Given this reality, when the particular service can be performed both privately and publicly, the inquiry involves consideration of a number of additional factors, of which no single factor is dispositive. Relevant to this inquiry is whether the service is traditionally a service provided by a governmental entity,2 whether a substantial fee is charged for the service provided,3 and whether that fee does more *203than simply cover the operating costs of the service provider.4 We conclude that consideration of these factors provides the guidance needed to identify the distinction between a governmental and proprietary activity. Nevertheless, we note that the distinctions between proprietary and governmental functions are fluid and courts must be advertent to changes in practice. We therefore caution against over-reliance on these four factors.
. Analysis of the factors listed above when considering whether the action of a county or municipality is governmental or proprietary in nature is particularly important in light of two points we have previously emphasized.
First, although an activity may be classified in general as a governmental function, liability in tort may exist as to certain of its phases; and conversely, although classified in general as proprietary, certain phases may be considered exempt from liability. Second, it does not follow that a particular activity will be denoted a governmental function even though previous cases have held the identical activity to be of such a public necessity that the expenditure of funds in connection with it was for a public purpose.
Sides v. Cabarrus Mem’l Hosp., Inc., 287 N.C. 14, 21-22, 213 S.E.2d 297, 302 (1975) (citations and emphases omitted). Consequently, the proper designation of a particular action of a county or municipality is a fact intensive inquiry, turning on the facts alleged in the complaint, and may differ from case to case.
Here, it appears that the decision of the Court of Appeals that defendants were not entitled to governmental immunity, turned solely or predominantly upon the fact that the services defendants provided could also be provided by nongovernmental entities. As *204noted, this distinction lacks the utility it once had. Accordingly, we vacate and remand the decision of the Court of Appeals for further remand to the trial court for proceedings not inconsistent with this opinion. Again, in so doing, we express no position on whether defendants in this case are ultimately entitled to governmental immunity.

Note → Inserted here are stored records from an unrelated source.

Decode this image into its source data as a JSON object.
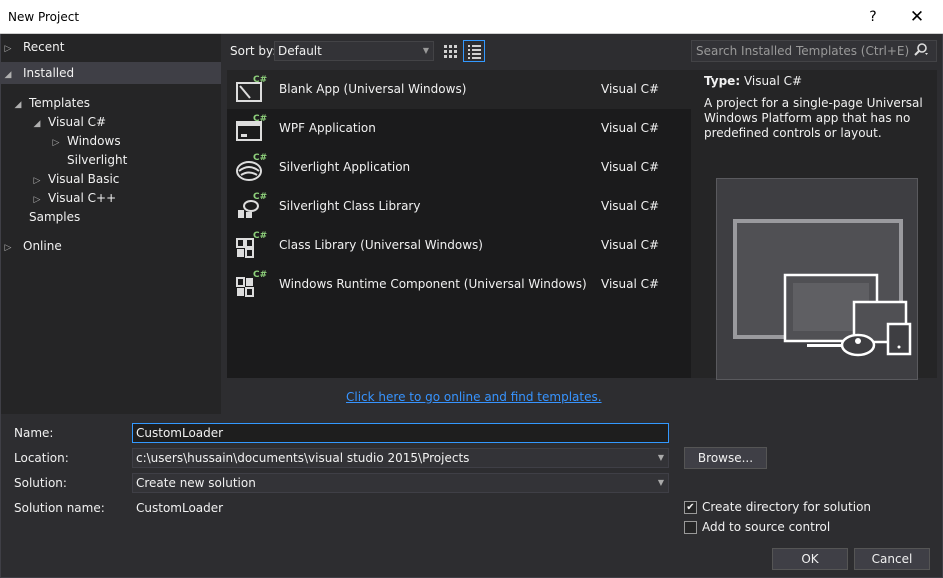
{
  "window": {
    "title": "New Project",
    "help_glyph": "?",
    "close_glyph": "✕"
  },
  "tree": {
    "recent": "Recent",
    "installed": "Installed",
    "templates": "Templates",
    "visual_csharp": "Visual C#",
    "windows": "Windows",
    "silverlight": "Silverlight",
    "visual_basic": "Visual Basic",
    "visual_cpp": "Visual C++",
    "samples": "Samples",
    "online": "Online"
  },
  "toolbar": {
    "sort_label": "Sort by:",
    "sort_value": "Default",
    "search_placeholder": "Search Installed Templates (Ctrl+E)"
  },
  "templates": [
    {
      "name": "Blank App (Universal Windows)",
      "lang": "Visual C#",
      "icon": "blank-app-icon"
    },
    {
      "name": "WPF Application",
      "lang": "Visual C#",
      "icon": "wpf-app-icon"
    },
    {
      "name": "Silverlight Application",
      "lang": "Visual C#",
      "icon": "silverlight-app-icon"
    },
    {
      "name": "Silverlight Class Library",
      "lang": "Visual C#",
      "icon": "silverlight-class-library-icon"
    },
    {
      "name": "Class Library (Universal Windows)",
      "lang": "Visual C#",
      "icon": "class-library-icon"
    },
    {
      "name": "Windows Runtime Component (Universal Windows)",
      "lang": "Visual C#",
      "icon": "runtime-component-icon"
    }
  ],
  "details": {
    "type_label": "Type:",
    "type_value": "Visual C#",
    "description": "A project for a single-page Universal Windows Platform app that has no predefined controls or layout."
  },
  "online_link": "Click here to go online and find templates.",
  "form": {
    "name_label": "Name:",
    "name_value": "CustomLoader",
    "location_label": "Location:",
    "location_value": "c:\\users\\hussain\\documents\\visual studio 2015\\Projects",
    "solution_label": "Solution:",
    "solution_value": "Create new solution",
    "solution_name_label": "Solution name:",
    "solution_name_value": "CustomLoader",
    "browse": "Browse...",
    "create_dir": "Create directory for solution",
    "create_dir_checked": true,
    "add_source": "Add to source control",
    "add_source_checked": false,
    "ok": "OK",
    "cancel": "Cancel"
  },
  "colors": {
    "accent": "#3399ff",
    "link": "#3794ff",
    "background": "#2d2d30"
  }
}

This case is vacated and remanded to the Court of Appeals for further remand to the trial court for additional proceedings not inconsistent with this opinion.
VACATED AND REMANDED.